■ EXERCISE DETAILS ■
Copy every line from the material below that holds "screenshot".

■ RECORDS PROVIDED ■

-.-.-

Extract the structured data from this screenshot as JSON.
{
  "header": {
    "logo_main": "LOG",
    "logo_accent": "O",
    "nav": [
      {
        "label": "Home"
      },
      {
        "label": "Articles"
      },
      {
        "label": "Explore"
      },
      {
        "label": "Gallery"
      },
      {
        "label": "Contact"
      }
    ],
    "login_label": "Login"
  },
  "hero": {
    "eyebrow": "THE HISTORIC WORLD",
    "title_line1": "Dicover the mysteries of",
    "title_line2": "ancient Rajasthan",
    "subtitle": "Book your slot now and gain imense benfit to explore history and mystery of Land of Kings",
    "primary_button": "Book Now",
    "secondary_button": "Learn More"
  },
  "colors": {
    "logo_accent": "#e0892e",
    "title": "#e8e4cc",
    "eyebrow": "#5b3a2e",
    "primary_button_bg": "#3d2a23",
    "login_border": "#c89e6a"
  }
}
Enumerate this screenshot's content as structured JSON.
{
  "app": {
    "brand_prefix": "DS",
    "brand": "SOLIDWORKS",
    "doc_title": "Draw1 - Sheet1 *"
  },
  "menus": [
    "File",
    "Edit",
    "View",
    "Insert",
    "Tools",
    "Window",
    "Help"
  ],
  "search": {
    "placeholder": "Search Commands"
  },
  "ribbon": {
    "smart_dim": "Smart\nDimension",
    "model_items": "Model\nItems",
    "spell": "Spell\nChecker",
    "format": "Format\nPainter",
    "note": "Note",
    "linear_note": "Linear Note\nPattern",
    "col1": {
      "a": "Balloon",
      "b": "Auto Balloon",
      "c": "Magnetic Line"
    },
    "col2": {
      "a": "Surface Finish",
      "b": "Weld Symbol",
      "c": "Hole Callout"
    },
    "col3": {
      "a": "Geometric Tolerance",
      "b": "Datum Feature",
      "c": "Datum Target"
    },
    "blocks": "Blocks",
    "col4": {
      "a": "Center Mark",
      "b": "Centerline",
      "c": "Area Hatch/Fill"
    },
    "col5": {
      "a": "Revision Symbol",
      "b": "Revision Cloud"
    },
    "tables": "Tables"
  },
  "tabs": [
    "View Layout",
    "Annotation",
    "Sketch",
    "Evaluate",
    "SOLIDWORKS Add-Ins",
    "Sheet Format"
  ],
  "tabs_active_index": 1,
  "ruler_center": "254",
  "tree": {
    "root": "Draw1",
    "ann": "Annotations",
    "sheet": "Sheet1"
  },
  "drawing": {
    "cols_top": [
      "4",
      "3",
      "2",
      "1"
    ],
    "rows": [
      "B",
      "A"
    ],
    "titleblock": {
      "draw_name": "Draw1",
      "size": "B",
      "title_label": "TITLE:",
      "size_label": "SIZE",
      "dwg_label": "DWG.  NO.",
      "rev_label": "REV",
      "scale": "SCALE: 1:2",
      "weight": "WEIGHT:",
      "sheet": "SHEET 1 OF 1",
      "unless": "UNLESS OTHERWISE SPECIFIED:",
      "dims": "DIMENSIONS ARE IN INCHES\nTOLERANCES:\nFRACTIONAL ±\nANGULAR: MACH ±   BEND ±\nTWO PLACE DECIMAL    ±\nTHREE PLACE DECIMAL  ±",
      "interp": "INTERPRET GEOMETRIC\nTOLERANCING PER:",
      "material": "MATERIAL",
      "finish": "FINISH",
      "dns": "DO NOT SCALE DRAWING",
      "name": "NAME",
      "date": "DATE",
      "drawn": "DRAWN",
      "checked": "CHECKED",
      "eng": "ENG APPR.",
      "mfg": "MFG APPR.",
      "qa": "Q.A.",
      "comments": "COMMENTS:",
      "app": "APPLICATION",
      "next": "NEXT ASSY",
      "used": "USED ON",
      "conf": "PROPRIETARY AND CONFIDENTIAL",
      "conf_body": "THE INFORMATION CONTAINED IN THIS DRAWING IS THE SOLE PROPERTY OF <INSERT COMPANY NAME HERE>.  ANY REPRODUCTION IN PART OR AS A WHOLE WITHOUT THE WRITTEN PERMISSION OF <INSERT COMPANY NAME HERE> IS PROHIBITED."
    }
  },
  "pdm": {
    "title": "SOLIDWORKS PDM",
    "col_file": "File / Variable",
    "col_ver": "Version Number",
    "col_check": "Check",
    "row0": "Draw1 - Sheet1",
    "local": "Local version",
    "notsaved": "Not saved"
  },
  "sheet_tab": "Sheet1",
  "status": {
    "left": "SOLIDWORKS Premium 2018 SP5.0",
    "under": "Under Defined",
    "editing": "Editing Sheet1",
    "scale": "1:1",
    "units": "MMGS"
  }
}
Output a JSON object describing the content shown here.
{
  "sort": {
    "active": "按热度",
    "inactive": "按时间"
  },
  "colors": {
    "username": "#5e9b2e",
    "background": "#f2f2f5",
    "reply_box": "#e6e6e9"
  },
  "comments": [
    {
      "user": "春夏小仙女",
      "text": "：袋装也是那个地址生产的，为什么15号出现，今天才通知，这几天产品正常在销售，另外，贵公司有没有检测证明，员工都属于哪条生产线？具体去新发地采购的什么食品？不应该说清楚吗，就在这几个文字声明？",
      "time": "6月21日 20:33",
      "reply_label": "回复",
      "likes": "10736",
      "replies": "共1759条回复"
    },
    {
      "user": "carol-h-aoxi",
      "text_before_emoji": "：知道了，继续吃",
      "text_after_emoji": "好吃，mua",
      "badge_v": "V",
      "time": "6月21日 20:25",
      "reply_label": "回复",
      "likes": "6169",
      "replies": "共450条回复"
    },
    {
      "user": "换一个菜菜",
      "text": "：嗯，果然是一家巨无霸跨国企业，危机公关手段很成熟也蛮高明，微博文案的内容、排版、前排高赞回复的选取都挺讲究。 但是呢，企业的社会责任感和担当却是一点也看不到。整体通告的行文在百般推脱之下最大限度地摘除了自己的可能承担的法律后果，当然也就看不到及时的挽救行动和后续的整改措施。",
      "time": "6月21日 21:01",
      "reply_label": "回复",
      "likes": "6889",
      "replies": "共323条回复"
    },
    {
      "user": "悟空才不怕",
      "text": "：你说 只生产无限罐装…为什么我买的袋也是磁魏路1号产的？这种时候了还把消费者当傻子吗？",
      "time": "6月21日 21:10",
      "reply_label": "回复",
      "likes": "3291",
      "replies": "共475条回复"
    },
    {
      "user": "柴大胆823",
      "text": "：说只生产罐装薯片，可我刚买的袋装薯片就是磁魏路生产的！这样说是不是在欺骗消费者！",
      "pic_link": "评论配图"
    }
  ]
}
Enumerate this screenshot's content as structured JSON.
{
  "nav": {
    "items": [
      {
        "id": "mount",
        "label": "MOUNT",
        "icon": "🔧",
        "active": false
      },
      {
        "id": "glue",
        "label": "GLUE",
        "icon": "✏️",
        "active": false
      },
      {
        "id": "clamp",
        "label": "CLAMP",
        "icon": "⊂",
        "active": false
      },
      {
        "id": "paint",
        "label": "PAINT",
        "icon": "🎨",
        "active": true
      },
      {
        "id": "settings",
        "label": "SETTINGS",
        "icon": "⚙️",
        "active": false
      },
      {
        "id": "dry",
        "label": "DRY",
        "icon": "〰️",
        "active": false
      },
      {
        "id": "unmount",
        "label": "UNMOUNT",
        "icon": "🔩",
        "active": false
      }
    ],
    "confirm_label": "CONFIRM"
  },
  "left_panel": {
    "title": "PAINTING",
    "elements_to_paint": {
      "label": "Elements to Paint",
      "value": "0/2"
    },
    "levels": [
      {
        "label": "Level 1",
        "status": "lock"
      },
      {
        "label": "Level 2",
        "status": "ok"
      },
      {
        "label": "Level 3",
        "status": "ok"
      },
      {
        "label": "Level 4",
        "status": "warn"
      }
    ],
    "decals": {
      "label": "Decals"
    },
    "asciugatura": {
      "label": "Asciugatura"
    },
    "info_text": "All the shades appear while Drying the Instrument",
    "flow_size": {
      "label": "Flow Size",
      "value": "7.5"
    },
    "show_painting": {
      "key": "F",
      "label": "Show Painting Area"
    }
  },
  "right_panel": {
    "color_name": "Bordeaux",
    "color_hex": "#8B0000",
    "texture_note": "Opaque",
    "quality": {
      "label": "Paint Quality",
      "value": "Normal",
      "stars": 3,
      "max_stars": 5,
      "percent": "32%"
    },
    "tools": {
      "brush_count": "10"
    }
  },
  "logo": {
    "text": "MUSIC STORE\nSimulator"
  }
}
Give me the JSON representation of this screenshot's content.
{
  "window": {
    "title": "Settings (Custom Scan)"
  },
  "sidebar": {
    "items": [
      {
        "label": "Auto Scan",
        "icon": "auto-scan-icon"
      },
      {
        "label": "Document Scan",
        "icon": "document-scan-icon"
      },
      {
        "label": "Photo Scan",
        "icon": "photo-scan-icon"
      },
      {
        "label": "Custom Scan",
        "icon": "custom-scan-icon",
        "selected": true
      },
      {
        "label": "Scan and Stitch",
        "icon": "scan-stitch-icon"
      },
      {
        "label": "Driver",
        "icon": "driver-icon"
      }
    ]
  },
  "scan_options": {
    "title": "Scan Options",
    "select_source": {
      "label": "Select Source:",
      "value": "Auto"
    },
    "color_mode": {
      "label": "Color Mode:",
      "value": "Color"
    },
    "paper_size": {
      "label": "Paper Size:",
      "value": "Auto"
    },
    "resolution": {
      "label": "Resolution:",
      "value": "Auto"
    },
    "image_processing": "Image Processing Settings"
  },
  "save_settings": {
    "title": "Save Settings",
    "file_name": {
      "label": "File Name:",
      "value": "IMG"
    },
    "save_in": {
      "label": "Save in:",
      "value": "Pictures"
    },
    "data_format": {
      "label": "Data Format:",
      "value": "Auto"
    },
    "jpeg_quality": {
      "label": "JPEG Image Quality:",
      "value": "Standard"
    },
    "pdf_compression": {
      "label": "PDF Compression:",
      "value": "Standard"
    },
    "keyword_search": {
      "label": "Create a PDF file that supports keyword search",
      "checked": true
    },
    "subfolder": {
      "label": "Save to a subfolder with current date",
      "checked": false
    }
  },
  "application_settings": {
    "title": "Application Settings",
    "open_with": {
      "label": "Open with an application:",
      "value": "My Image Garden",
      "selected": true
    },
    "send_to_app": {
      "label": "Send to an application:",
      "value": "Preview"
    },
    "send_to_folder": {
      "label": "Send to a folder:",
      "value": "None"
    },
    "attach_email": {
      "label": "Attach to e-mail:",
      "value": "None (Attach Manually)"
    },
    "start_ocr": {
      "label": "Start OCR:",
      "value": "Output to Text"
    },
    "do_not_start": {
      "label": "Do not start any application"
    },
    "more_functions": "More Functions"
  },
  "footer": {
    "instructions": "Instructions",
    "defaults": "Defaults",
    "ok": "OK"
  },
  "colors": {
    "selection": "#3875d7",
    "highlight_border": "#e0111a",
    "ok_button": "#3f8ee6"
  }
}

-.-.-

■ SOLUTION ■
Extract the structured data from this screenshot as JSON.
Enumerate this screenshot's content as structured JSON.
Enumerate this screenshot's content as structured JSON.
Give me the JSON representation of this screenshot's content.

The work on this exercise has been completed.